Andie MacDowell whom I found thoroughly annoying in Harrison's Flowers found a role that is completely suited for her in Kate. Although the story unfolds in rural England director John McKay (Wet and Dry) opted to have MacDowell play an American therefore retaining her Southern drawl. Dressed in linen dresses and crisp white shirts MacDowell plays the role of repressed headmistress perfectly down to her closet chain-smoking habit. Anna Chancellor (The Man Who Knew Too Little) seems a little too slick for the serious doctor role (it's hard to believe someone working as a health professional would smoke and drink that much) but she pulls it off nonetheless. Imelda Staunton (Another Life) fits into the role of police chief Janine like a glove. She may be the least glamorous of the three but she's also the most sincere and down-to-earth traits well suited to her profession. Kenny Doughty (Titus) rounds out the cast as Kate's intriguing young lover Jed. Young scruffy and a little edgy Doughty is a perfect match for MacDowell's prim character.

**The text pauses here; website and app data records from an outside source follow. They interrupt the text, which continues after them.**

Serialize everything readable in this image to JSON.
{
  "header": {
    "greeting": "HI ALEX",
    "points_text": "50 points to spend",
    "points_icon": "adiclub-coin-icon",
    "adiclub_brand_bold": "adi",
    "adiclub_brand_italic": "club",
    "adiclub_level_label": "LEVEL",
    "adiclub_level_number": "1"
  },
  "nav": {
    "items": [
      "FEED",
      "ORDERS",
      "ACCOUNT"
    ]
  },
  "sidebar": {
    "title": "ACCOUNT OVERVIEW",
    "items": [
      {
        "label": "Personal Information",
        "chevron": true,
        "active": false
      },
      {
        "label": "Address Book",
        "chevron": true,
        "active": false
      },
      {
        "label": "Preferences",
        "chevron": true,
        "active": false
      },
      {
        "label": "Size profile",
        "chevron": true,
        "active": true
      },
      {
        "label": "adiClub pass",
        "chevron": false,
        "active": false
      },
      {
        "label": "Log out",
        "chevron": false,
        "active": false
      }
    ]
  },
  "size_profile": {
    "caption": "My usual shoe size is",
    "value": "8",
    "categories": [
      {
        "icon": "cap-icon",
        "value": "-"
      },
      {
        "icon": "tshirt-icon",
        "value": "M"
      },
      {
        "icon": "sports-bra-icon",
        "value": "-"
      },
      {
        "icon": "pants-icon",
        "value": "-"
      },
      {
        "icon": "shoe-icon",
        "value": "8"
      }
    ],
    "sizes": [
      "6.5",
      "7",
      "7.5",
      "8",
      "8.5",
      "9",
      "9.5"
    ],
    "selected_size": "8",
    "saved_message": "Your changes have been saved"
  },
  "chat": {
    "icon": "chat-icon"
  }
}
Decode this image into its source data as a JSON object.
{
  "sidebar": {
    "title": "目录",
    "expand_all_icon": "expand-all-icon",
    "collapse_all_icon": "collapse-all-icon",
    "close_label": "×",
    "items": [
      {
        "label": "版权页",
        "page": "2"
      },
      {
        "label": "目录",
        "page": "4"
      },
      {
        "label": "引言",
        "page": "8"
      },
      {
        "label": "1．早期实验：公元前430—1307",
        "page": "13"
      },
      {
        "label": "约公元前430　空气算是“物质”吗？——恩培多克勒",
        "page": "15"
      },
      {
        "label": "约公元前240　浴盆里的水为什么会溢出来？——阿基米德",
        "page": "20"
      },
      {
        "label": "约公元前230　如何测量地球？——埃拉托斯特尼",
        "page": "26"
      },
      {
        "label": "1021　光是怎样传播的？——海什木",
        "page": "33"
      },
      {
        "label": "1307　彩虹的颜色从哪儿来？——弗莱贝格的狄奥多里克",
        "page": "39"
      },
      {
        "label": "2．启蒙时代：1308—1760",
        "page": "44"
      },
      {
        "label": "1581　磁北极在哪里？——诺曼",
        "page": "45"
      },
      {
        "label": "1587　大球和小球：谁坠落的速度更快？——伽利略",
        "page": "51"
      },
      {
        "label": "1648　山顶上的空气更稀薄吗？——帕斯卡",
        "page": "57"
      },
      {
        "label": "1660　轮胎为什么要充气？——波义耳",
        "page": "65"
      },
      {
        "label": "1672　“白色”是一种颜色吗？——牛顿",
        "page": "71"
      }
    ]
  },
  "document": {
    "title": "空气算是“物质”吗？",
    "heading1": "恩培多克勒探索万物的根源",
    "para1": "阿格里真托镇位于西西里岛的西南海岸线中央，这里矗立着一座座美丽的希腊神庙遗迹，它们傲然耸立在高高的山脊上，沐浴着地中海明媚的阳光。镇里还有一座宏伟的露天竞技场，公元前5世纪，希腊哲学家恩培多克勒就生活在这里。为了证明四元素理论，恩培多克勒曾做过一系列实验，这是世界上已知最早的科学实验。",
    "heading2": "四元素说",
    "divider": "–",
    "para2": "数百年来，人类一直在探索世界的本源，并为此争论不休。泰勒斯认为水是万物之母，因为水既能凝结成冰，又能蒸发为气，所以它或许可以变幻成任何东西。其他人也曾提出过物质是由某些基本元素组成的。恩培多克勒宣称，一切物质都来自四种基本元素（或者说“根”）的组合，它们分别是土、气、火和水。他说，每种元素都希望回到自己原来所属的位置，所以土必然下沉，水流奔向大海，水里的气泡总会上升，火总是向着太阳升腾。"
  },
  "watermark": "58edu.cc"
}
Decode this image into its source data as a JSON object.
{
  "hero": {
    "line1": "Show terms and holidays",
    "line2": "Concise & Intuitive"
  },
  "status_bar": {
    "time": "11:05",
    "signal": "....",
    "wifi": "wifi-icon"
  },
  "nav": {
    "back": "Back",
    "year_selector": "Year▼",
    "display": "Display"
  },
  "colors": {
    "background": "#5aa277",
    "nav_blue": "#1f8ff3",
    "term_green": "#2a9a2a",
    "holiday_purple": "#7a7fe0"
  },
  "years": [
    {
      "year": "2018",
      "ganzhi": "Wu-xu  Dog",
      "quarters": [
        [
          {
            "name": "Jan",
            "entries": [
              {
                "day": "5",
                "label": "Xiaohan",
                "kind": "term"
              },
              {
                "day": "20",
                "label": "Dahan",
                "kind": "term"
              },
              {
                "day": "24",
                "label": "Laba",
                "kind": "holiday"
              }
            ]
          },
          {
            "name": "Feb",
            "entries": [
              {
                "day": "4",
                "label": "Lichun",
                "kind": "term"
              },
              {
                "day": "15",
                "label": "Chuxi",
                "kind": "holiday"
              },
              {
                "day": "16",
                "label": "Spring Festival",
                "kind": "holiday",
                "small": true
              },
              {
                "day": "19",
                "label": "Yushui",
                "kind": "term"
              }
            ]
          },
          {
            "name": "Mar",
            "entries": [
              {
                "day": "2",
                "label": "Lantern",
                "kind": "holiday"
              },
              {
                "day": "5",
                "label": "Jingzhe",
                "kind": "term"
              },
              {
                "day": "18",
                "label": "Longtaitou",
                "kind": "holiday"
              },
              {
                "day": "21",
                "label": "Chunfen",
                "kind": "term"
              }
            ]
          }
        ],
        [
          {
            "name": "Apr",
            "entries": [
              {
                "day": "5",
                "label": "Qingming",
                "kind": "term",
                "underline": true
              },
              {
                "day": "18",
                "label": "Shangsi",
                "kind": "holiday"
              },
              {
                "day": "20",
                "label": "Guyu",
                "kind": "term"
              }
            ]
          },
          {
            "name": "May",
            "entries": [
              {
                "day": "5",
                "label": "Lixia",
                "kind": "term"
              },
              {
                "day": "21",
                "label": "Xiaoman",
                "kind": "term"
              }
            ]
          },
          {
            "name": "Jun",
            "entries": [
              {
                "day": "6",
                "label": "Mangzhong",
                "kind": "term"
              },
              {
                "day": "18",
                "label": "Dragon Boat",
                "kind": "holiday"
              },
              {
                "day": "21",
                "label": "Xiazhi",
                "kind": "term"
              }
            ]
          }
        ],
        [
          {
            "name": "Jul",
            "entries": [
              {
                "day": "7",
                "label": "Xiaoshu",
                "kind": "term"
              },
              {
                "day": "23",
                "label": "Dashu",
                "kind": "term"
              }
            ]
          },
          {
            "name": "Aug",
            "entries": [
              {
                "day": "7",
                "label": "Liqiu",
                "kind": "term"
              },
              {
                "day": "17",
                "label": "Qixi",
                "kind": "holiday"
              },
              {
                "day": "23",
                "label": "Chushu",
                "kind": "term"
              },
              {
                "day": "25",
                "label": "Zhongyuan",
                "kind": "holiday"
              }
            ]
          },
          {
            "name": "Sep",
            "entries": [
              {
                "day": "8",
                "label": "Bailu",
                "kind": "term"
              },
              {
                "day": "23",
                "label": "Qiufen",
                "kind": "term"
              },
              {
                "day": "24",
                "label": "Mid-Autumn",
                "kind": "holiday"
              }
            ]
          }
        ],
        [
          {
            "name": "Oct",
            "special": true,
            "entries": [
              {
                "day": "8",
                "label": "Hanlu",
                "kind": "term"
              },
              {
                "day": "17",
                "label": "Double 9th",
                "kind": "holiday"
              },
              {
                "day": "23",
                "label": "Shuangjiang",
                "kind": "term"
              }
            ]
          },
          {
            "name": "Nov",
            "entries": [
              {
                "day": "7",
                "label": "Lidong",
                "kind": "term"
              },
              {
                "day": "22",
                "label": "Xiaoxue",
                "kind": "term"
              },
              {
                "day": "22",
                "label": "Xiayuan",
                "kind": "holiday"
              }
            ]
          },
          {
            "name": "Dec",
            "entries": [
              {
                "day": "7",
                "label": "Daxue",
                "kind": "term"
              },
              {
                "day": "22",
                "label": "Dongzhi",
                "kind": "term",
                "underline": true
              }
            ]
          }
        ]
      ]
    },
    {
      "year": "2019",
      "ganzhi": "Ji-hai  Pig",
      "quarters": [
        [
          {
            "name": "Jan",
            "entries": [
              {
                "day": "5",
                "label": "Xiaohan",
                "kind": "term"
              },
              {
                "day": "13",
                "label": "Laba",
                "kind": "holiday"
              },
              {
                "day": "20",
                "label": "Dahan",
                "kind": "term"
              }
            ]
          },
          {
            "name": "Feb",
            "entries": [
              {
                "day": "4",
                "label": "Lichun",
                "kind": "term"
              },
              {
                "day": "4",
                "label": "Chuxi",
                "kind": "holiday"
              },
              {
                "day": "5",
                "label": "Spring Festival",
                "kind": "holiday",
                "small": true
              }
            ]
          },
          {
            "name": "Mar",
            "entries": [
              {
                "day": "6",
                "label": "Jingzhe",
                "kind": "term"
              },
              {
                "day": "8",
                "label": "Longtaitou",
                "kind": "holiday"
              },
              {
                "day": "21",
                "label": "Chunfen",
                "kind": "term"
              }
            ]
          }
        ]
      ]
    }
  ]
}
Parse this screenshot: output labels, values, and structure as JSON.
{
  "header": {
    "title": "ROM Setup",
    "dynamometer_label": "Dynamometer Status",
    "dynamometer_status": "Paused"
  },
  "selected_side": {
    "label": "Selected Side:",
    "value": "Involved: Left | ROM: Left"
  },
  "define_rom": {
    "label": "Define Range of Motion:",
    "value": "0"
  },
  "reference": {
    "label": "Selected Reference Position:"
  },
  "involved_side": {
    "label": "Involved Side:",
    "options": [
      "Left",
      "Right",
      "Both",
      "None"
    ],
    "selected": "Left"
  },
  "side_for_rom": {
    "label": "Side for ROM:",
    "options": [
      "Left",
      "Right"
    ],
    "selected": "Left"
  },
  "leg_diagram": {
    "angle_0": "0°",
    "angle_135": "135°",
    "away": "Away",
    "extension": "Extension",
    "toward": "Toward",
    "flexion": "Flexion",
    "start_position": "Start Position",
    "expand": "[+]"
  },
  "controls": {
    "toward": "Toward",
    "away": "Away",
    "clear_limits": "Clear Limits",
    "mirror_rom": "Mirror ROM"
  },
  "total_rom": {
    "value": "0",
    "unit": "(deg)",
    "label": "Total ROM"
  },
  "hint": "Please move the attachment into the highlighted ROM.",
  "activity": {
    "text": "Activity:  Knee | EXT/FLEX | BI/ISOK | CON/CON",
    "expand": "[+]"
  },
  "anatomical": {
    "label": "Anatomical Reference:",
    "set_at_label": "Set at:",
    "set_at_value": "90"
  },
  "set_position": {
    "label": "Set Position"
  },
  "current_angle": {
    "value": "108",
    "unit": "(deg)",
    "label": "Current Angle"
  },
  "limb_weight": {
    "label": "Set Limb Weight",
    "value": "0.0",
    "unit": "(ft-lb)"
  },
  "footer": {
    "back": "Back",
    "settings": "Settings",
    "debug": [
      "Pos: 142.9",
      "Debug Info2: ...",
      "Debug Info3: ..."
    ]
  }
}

Crush focuses on the relationships of three women who despite working in completely different fields and having lived unique life experiences (one has never been married one has had several divorces and another is a single mom) have formed a deep friendship that crosses different boundaries. What makes it work is the chemistry that MacDowell Chancellor and Staunton have on screen. The chemistry between MacDowell and Doughty also spices up the story. The age difference between them is dealt with in a realistic manner not over-idealized. Kate for example is concerned about what others think of her relationship and whether or not Jed will fit into her circle of friends. Although a romantic love story is at the core of this film it rarely gets schmaltzy (except for the dramatic climax) thanks to some hilarious scenes in which the women recount some of their dating disasters.